* **Description of the task**:
In the material below, find each line with the word "JSON" and copy it.

* **Dataset excerpts**:

◆ ◆ ◆ ◆

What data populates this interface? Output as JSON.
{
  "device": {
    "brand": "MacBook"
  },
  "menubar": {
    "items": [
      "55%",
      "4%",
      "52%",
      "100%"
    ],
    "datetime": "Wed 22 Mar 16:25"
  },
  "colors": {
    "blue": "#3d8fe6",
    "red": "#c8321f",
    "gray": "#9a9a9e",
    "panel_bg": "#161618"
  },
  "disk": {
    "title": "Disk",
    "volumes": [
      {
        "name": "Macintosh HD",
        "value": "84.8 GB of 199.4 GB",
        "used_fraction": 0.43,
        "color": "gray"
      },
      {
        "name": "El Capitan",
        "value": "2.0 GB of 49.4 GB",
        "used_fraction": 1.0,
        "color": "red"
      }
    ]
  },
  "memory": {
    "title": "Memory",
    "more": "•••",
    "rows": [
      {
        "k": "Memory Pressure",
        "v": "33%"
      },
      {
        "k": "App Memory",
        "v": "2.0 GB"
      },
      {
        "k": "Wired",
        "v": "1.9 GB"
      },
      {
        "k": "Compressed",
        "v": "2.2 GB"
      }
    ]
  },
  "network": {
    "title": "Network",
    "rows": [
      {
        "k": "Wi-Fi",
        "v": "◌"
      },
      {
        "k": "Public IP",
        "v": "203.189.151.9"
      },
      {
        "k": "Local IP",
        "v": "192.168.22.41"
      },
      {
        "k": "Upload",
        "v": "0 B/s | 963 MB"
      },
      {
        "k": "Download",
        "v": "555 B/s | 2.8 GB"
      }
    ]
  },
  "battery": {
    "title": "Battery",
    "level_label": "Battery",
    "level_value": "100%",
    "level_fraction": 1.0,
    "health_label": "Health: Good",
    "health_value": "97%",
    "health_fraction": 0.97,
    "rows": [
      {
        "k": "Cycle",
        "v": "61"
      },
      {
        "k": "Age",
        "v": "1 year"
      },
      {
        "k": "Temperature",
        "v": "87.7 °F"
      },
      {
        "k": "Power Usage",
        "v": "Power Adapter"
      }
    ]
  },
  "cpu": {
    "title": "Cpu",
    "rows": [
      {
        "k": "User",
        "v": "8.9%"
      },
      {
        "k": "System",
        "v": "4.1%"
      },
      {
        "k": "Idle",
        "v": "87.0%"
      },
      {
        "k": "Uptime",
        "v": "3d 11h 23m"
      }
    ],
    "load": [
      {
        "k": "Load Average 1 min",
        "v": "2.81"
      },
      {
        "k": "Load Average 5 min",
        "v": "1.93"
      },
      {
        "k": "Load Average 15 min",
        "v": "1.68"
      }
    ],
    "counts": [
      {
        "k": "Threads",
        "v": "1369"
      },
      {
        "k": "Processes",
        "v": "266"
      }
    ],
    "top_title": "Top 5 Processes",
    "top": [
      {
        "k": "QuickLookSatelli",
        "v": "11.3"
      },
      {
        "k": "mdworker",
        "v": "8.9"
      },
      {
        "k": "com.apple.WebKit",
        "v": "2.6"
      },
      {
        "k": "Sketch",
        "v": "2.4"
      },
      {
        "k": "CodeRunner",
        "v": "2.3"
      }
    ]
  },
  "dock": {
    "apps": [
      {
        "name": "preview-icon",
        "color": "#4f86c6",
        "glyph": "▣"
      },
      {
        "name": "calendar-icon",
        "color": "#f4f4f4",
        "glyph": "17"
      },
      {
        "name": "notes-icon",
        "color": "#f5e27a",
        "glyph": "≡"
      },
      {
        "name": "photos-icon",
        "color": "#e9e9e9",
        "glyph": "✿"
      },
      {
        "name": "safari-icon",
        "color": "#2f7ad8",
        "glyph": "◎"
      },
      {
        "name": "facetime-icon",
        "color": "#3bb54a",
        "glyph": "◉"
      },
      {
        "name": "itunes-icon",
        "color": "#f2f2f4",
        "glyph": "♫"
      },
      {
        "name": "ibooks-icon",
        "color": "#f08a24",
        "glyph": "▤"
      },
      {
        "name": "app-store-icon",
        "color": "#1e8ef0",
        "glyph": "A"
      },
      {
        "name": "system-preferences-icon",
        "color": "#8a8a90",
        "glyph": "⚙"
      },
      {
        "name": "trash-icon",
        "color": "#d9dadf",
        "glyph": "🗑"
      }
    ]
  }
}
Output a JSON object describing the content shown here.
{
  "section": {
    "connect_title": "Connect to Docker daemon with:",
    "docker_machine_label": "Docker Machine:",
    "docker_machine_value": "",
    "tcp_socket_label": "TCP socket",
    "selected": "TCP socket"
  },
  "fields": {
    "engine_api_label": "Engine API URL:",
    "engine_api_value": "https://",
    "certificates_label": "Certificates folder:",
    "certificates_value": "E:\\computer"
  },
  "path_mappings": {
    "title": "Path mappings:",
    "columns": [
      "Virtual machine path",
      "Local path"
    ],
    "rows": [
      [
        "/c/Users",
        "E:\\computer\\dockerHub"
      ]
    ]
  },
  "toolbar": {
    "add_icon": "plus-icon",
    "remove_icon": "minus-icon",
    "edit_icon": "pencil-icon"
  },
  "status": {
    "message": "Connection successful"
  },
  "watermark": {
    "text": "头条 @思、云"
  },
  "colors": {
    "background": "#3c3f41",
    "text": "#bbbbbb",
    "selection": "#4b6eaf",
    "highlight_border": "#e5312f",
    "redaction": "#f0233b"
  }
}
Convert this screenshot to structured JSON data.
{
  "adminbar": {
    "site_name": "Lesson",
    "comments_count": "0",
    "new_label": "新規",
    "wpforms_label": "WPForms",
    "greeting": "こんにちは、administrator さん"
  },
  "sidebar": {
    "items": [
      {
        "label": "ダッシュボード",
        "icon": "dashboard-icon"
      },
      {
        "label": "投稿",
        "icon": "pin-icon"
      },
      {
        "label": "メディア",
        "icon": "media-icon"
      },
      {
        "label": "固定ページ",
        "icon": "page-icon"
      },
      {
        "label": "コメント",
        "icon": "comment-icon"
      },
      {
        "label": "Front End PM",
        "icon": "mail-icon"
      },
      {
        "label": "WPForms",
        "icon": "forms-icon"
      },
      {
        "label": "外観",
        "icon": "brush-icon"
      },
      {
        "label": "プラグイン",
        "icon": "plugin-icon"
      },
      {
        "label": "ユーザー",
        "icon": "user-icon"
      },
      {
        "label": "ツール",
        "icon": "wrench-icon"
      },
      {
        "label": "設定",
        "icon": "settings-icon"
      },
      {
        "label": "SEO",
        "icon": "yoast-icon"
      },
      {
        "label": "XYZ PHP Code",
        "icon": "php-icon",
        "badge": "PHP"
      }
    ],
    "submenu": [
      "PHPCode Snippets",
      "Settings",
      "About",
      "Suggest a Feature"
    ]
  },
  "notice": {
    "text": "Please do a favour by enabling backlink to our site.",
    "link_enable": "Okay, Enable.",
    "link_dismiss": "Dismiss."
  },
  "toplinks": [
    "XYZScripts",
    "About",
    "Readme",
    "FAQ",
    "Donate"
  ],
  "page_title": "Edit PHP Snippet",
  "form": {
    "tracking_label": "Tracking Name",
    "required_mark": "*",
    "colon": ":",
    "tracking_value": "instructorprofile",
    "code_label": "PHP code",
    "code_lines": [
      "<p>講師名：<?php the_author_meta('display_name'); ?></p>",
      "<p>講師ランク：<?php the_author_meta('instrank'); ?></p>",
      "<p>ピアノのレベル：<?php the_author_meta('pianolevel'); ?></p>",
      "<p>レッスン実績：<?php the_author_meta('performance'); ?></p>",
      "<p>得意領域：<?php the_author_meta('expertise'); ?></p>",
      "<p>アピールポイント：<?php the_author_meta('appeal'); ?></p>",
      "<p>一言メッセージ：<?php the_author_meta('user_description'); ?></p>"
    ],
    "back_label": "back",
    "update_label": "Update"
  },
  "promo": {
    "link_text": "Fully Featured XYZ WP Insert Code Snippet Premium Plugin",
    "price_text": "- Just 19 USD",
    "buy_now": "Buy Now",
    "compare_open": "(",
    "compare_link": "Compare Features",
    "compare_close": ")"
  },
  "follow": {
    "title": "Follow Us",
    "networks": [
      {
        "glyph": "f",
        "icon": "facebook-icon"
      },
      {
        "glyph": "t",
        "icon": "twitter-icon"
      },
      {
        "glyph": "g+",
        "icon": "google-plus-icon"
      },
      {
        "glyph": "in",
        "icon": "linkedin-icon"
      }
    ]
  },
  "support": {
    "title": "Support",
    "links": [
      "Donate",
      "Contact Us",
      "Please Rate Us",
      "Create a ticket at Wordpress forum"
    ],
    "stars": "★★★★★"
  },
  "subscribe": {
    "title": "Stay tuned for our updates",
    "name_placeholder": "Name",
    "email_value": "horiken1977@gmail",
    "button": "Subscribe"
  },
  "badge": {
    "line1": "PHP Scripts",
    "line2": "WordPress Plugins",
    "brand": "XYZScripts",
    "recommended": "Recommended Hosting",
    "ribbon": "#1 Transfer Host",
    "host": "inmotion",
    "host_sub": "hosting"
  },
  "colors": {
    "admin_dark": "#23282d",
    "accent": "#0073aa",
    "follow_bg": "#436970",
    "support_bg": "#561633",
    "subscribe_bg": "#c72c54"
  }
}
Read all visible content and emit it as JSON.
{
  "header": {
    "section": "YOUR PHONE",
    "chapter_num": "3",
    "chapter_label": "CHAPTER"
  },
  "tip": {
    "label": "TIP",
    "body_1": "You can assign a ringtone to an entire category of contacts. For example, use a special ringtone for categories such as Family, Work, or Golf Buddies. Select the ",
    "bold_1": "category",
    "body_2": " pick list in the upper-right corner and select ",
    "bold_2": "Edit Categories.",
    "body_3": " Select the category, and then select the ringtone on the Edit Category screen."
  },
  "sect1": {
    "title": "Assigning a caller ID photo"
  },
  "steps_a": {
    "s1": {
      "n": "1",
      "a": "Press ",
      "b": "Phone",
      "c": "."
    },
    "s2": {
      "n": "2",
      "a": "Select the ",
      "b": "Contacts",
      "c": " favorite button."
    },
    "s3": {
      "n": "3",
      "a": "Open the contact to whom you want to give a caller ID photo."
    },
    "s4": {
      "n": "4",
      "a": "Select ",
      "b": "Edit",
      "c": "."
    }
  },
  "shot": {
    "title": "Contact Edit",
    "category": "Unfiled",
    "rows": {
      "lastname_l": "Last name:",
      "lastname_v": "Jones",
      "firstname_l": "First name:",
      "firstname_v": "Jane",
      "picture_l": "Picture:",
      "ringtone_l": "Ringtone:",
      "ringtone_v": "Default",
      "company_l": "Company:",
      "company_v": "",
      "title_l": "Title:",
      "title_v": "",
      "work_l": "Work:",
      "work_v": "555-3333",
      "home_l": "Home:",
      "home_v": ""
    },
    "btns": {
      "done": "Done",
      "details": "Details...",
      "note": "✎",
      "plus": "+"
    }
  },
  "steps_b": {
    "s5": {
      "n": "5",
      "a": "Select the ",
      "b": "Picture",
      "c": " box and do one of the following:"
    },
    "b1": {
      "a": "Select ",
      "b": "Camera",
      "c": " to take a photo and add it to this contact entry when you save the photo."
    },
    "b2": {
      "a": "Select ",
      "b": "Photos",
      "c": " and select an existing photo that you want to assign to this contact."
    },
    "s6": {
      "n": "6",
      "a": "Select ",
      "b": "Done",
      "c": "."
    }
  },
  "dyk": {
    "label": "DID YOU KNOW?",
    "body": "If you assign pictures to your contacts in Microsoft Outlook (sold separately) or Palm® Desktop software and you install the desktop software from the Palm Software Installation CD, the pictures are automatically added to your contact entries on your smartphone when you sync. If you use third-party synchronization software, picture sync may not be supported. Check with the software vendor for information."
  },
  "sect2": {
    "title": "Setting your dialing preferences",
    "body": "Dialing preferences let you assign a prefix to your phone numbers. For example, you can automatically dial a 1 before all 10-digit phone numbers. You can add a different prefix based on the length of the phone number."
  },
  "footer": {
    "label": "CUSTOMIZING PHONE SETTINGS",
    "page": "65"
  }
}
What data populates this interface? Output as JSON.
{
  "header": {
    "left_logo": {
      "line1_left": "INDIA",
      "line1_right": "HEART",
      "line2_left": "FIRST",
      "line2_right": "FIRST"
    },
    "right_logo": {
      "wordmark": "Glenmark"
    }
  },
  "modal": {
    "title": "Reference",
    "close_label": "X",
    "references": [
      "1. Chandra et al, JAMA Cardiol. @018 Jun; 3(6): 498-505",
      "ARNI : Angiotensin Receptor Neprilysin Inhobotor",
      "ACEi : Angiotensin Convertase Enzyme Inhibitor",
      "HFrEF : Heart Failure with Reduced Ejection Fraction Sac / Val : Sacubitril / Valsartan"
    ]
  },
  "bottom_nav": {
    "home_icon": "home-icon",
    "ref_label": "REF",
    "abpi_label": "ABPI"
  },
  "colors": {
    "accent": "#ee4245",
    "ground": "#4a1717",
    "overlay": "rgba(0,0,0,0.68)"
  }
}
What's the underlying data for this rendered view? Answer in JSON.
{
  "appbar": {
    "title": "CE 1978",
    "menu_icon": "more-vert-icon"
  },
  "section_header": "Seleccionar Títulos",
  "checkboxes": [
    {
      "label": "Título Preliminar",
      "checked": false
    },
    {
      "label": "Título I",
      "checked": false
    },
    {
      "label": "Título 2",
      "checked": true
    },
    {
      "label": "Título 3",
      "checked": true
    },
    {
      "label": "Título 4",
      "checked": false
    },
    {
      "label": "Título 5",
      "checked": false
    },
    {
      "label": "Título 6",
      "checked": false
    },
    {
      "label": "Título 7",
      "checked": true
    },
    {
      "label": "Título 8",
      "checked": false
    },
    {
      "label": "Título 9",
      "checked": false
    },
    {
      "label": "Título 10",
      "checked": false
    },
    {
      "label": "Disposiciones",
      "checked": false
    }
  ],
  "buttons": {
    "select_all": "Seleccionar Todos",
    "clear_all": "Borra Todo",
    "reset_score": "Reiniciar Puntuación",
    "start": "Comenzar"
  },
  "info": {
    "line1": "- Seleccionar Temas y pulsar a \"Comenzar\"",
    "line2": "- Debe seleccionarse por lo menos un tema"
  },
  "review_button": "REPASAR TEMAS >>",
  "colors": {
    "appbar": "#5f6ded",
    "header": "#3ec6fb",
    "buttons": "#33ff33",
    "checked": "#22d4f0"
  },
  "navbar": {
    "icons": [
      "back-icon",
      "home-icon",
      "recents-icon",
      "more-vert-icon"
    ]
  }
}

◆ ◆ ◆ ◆

* **Problem solution**:
What data populates this interface? Output as JSON.
Output a JSON object describing the content shown here.
Convert this screenshot to structured JSON data.
Read all visible content and emit it as JSON.
What data populates this interface? Output as JSON.
What's the underlying data for this rendered view? Answer in JSON.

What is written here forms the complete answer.